For more than five years Think Credit Reports has been providing premium account holders with quarterly credit scores included at no additional charge. Think Credit Reports customers are given access to credit information from all three major credit data bureaus.

An individual’s credit score is determined by calculating numbers in several major areas. First, more than one third of a credit score is based on payment history, including how frequently a person becomes delinquent on an account. Nearly equal in importance to payment history is the total amount owed; while excessive debt will negatively affect a score, having a number of active credit accounts, however, is not necessarily a bad thing. Additionally, the length of time an individual has been building credit is important, including when a person’s oldest and newest credit accounts were opened. Finally, the types of credit in use and the rate at which a person opens new credit accounts each represent 10% of an individual’s credit score.

Three Myths About Credit Reports

A credit data provider, Think Credit Reports is a website that offers consumers the convenience of ordering their reports online. Operating from Valencia, California, Think Credit Reports works with all three bureaus to provide credit monitoring and educate consumers about their reports.

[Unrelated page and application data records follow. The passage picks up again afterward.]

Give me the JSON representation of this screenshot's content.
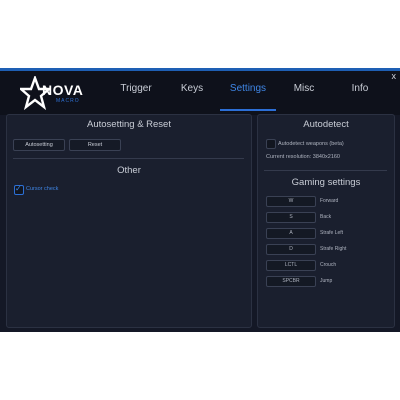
{
  "window": {
    "close_label": "x"
  },
  "logo": {
    "brand": "NOVA",
    "sub": "MACRO"
  },
  "tabs": [
    {
      "label": "Trigger"
    },
    {
      "label": "Keys"
    },
    {
      "label": "Settings"
    },
    {
      "label": "Misc"
    },
    {
      "label": "Info"
    }
  ],
  "active_tab": "Settings",
  "left_panel": {
    "title": "Autosetting & Reset",
    "autosetting_label": "Autosetting",
    "reset_label": "Reset",
    "other_title": "Other",
    "cursor_check_label": "Cursor check",
    "cursor_check_checked": true
  },
  "right_panel": {
    "title": "Autodetect",
    "autodetect_label": "Autodetect weapons (beta)",
    "autodetect_checked": false,
    "resolution_text": "Current resolution: 3840x2160",
    "gaming_title": "Gaming settings",
    "keys": [
      {
        "key": "W",
        "action": "Forward"
      },
      {
        "key": "S",
        "action": "Back"
      },
      {
        "key": "A",
        "action": "Strafe Left"
      },
      {
        "key": "D",
        "action": "Strafe Right"
      },
      {
        "key": "LCTL",
        "action": "Crouch"
      },
      {
        "key": "SPCBR",
        "action": "Jump"
      }
    ]
  },
  "colors": {
    "accent": "#2c6fd6",
    "background": "#141826",
    "panel": "#1a1f2e"
  }
}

While some believe that paying off debts is a sign of good credit, a credit report is actually a reflection of an individual’s entire payment history. Making timely payments over time establishes good credit and is the main measurement metric. Regardless of whether a debt is paid in full, late and missed payments will continue to factor into the overall credit score and remain on a report.

In addition, closing or canceling a credit card does not boost a person’s credit standing. In fact, having multiple credit lines open reveals a person’s ability to manage debt. Conversely, opening up several credit cards at once does reflect negatively on a credit report.

Lastly, checking a personal credit report does not lower an individual’s score. This is known as a soft pull, and individuals and credit counselors can obtain a report to check credit standing without being penalized. However, hard pulls initiated by retailers and other merchants seeking to issue a line of credit do harm a person’s credit score.